We Americans love to talk about the right to privacy. In theory, that right exists as a matter of law. But in a practical sense, the right to privacy is little more than a myth. It is no longer applicable because there really is no way to maintain 100% privacy without escaping to the middle of nowhere and leaving any and all technology behind.
Privacy is a tricky thing. It is also open to interpretation. Each of us has to make daily decisions regarding our privacy. Each of us has to determine for ourselves how valuable privacy is and how far we are willing to go to endure it. But again, 100% privacy is nearly impossible to achieve.
We find ourselves in this mythical state of supposed privacy thanks to the technologies we use every day. You could argue that the one piece of technology that has ultimately destroyed privacy is the smartphone. But it’s not alone. Everything from wireless security cameras to search engines and social media have turned privacy on its head.
Cameras Are Everywhere
When you think of video surveillance cameras, what’s the first thing that comes to mind? These days, your first thought might be wireless cameras for home security. Perhaps this is because companies like Vivint have done such a masterful job of convincing people how effective video surveillance is as a deterrent.
Numerous studies have shown that criminals are averse to video cameras. If they can avoid them, they will. But what security companies know, local police departments also know. So do department stores, restaurants, healthcare providers, etc. The result is that cameras are everywhere.
You cannot barely leave the house without showing up on someone’s video footage. If it’s not your neighbor’s camera recording you as you drive by, it’s the red light camera at the end of your block. Stop at the grocery store to pick up milk and you can rest assured your movements are being recorded. It never ends.
Your Cell Phone Is Tracking You
Video surveillance cameras are just the start. If you have a cell phone (and most of us do), it is tracking your every move. Anyone with remote access to your phone’s GPS system can tell exactly where you are at any time of the night or day.
The fact that our cell phones are equipped with GPS is helpful when we need directions.
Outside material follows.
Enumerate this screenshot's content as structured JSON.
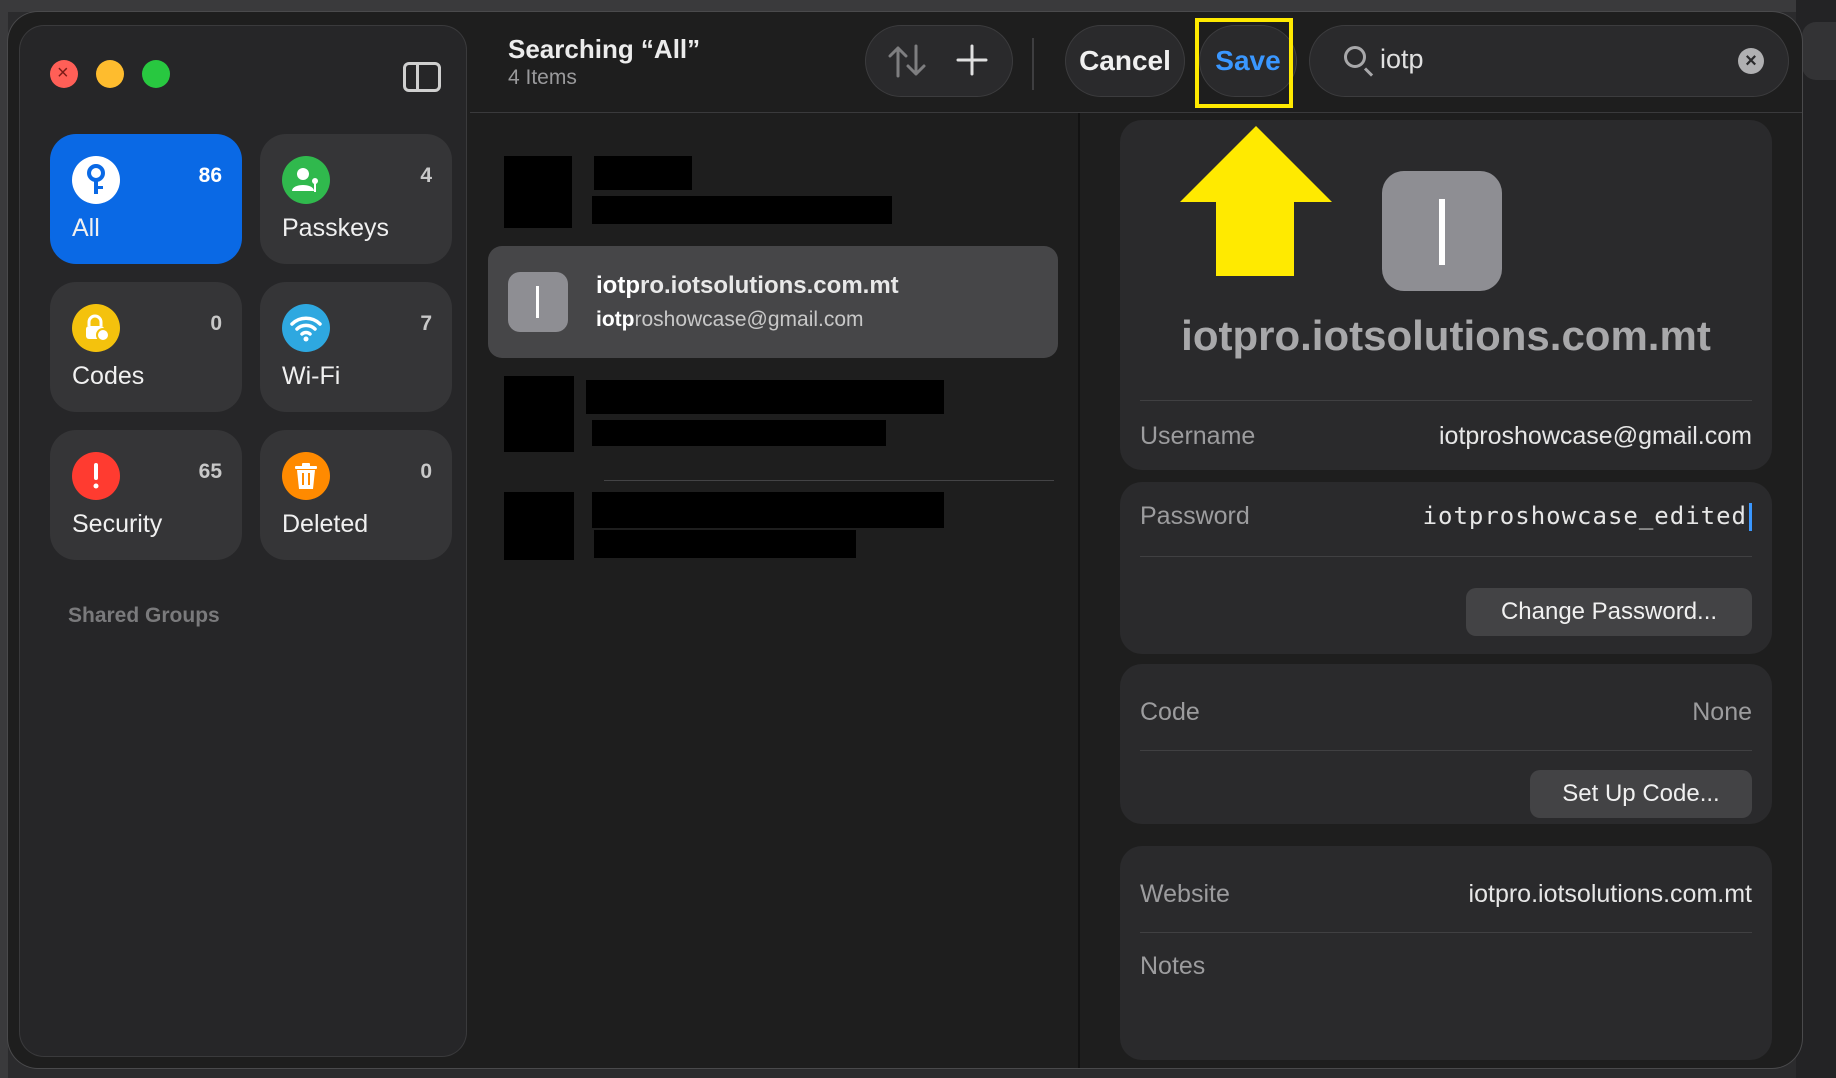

That same GPS function can tell us when there is a traffic jam on the freeway. It can tell us where to find the nearest coffee shop or hamburger joint. But while our phones are making all that location information available to us it is also telling other people where we are.
Have you ever found yourself playing a game on your phone when an ad pops up for a business located right down the street? That is only possible because your phone is sending GPS information back to Google or Apple, whose servers are then sending you location-based ads.
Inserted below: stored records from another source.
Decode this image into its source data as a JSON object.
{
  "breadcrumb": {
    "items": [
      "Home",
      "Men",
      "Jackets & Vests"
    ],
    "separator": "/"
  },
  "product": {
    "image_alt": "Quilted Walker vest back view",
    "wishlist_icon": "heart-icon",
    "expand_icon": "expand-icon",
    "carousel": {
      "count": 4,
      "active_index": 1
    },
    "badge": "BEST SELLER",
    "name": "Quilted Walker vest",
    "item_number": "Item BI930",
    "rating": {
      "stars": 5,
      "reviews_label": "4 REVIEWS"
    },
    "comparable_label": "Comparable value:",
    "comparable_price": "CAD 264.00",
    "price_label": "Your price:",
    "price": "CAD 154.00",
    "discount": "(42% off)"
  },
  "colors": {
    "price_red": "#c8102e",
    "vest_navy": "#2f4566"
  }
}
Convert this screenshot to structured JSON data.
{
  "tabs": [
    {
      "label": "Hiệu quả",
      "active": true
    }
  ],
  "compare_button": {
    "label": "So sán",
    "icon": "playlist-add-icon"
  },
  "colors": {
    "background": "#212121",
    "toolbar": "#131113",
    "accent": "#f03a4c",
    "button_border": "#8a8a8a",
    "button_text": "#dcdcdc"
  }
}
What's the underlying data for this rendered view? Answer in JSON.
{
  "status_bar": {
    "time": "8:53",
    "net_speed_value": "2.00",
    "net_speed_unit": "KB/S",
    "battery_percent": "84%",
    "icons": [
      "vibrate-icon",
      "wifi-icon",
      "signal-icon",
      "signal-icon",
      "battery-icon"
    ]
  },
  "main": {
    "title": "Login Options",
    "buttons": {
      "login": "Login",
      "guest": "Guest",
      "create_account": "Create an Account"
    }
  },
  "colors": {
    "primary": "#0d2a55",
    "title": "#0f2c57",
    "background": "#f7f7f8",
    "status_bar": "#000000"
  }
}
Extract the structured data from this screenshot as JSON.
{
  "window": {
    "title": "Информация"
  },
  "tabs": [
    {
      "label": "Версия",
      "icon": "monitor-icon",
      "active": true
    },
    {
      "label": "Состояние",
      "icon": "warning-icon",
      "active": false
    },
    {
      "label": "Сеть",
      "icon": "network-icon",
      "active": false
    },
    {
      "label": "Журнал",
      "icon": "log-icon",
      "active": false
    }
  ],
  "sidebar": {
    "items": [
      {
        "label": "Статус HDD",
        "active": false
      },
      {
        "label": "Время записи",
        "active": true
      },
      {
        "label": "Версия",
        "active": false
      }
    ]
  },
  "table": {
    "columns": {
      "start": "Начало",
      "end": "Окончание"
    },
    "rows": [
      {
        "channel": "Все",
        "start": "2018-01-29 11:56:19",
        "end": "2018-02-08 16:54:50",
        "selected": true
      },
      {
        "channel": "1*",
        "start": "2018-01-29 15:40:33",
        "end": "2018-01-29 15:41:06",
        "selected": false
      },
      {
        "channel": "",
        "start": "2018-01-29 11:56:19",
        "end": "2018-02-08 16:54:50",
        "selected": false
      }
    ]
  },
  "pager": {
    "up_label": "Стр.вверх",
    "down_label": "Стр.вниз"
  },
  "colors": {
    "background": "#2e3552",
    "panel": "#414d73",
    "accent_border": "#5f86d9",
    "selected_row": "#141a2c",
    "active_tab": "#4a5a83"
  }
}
Social Media Gives You Up Daily
The daily invasion into our privacy goes well beyond security cameras and smartphones. For example, do you use Facebook? If so, accept the fact that the platform gives you up every single day. Every move you make on Facebook is recorded and analyzed. A whole bunch of data on you has been compiled by the platform and sold on the open market. But that’s not all.
Did you know that Facebook contracts with website owners all over the world to embed cookies? They are known as third-party cookies. They send data back to Facebook for the purposes of tracking your online activity. Check the sports scores on a favorite website and there is a good chance that site is sending data back to Facebook.
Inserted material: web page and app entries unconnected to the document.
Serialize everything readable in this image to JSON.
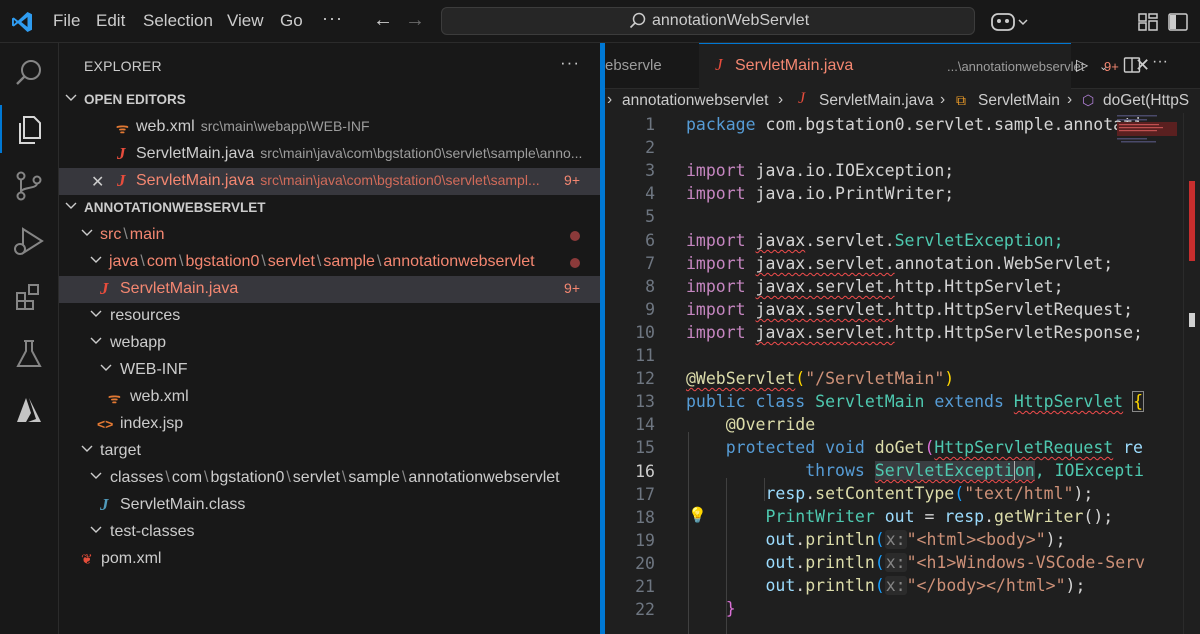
{
  "titlebar": {
    "menus": [
      "File",
      "Edit",
      "Selection",
      "View",
      "Go"
    ],
    "more": "···",
    "command_center": "annotationWebServlet"
  },
  "explorer": {
    "header": "EXPLORER",
    "more": "···",
    "open_editors_label": "OPEN EDITORS",
    "open_editors": [
      {
        "name": "web.xml",
        "path": "src\\main\\webapp\\WEB-INF"
      },
      {
        "name": "ServletMain.java",
        "path": "src\\main\\java\\com\\bgstation0\\servlet\\sample\\anno..."
      },
      {
        "name": "ServletMain.java",
        "path": "src\\main\\java\\com\\bgstation0\\servlet\\sampl...",
        "badge": "9+"
      }
    ],
    "project_label": "ANNOTATIONWEBSERVLET",
    "tree": {
      "src": [
        "src",
        "main"
      ],
      "java": [
        "java",
        "com",
        "bgstation0",
        "servlet",
        "sample",
        "annotationwebservlet"
      ],
      "servletmain": "ServletMain.java",
      "servletmain_badge": "9+",
      "resources": "resources",
      "webapp": "webapp",
      "webinf": "WEB-INF",
      "webxml": "web.xml",
      "indexjsp": "index.jsp",
      "target": "target",
      "classes": [
        "classes",
        "com",
        "bgstation0",
        "servlet",
        "sample",
        "annotationwebservlet"
      ],
      "servletmain_class": "ServletMain.class",
      "testclasses": "test-classes",
      "pom": "pom.xml"
    }
  },
  "editor": {
    "prev_tab": "ebservle",
    "active_tab": {
      "name": "ServletMain.java",
      "desc": "...\\annotationwebservlet",
      "badge": "9+"
    },
    "breadcrumb": [
      "annotationwebservlet",
      "ServletMain.java",
      "ServletMain",
      "doGet(HttpS"
    ],
    "line_numbers": [
      "1",
      "2",
      "3",
      "4",
      "5",
      "6",
      "7",
      "8",
      "9",
      "10",
      "11",
      "12",
      "13",
      "14",
      "15",
      "16",
      "17",
      "18",
      "19",
      "20",
      "21",
      "22"
    ],
    "code": {
      "l1a": "package",
      "l1b": " com.bgstation0.servlet.sample.annotati",
      "l3a": "import",
      "l3b": " java.io.IOException;",
      "l4a": "import",
      "l4b": " java.io.PrintWriter;",
      "l6a": "import",
      "l6b": "javax",
      "l6c": ".servlet.",
      "l6d": "ServletException;",
      "l7a": "import",
      "l7b": "javax",
      "l7c": ".servlet.",
      "l7d": "annotation.WebServlet;",
      "l8a": "import",
      "l8b": "javax",
      "l8c": ".servlet.",
      "l8d": "http.HttpServlet;",
      "l9a": "import",
      "l9b": "javax",
      "l9c": ".servlet.",
      "l9d": "http.HttpServletRequest;",
      "l10a": "import",
      "l10b": "javax",
      "l10c": ".servlet.",
      "l10d": "http.HttpServletResponse;",
      "l12a": "@WebServlet",
      "l12b": "(",
      "l12c": "\"/ServletMain\"",
      "l12d": ")",
      "l13a": "public class",
      "l13b": " ServletMain ",
      "l13c": "extends",
      "l13d": "HttpServlet",
      "l13e": "{",
      "l14a": "@Override",
      "l15a": "protected void",
      "l15b": " doGet",
      "l15c": "(",
      "l15d": "HttpServletRequest",
      "l15e": " re",
      "l16a": "throws",
      "l16b": "ServletExcepti",
      "l16c": "on",
      "l16d": ", IOExcepti",
      "l17a": "resp",
      "l17b": ".",
      "l17c": "setContentType",
      "l17d": "(",
      "l17e": "\"text/html\"",
      "l17f": ");",
      "l18a": "PrintWriter",
      "l18b": " out",
      "l18c": " = ",
      "l18d": "resp",
      "l18e": ".",
      "l18f": "getWriter",
      "l18g": "();",
      "l19a": "out",
      "l19b": ".",
      "l19c": "println",
      "l19d": "(",
      "l19e": "x:",
      "l19f": "\"<html><body>\"",
      "l19g": ");",
      "l20a": "out",
      "l20b": ".",
      "l20c": "println",
      "l20d": "(",
      "l20e": "x:",
      "l20f": "\"<h1>Windows-VSCode-Serv",
      "l21a": "out",
      "l21b": ".",
      "l21c": "println",
      "l21d": "(",
      "l21e": "x:",
      "l21f": "\"</body></html>\"",
      "l21g": ");",
      "l22a": "}"
    }
  },
  "colors": {
    "accent": "#0078d4",
    "error": "#f48771",
    "keyword": "#569cd6",
    "type": "#4ec9b0"
  }
}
Do not think that Facebook is the only social media platform that does this. They all do. How do you think they provide their services to you free of charge? They do so by amassing tons of data and then selling it to advertisers.
Google Gives You Up, Too
Facebook has done a masterful job of giving up its users, but Google takes things to entirely new levels. They give you up, too. Anyone who uses the Chrome browser is constantly being monitored online. Most of your Chrome forks also send copious amounts of data back to Google. And of course, your Android phone is attached to Google at the hip, so to speak.
If you use Gmail, and millions of people do, rest assured that Google software routinely scans your emails and compiles data from them. Do you use Google Docs, Google Drive, Google Music, and so forth? Every Google app you use is purposely designed to invade your privacy.
A Truly World Wide Web
The unfortunate thing about all of this is that the internet is what makes it all possible. Back in the early days, people used to refer to the internet as the World Wide Web. It isa quaint moniker in 2023, but the principle is more true today that it was 20 years ago.
The world is legitimately covered by an integrated web of data. And with every day that passes, more data is being compiled, analyzed, and distributed. Anyone who thinks they are living a truly private life either doesn’t understand technology or refuses to accept reality.
Do you get unsolicited credit card offers with your name and address already on the application? How do credit card companies get that information? Have companies sent unsolicited mail to a new address even though you never informed them that you moved? How did they get that information?
We like to think that we have a right to privacy. Maybe we do have that right, but it is violated every single day by countless organizations. That is the reality of the world in which we live. Like it or not, your life isn’t as private as you might think.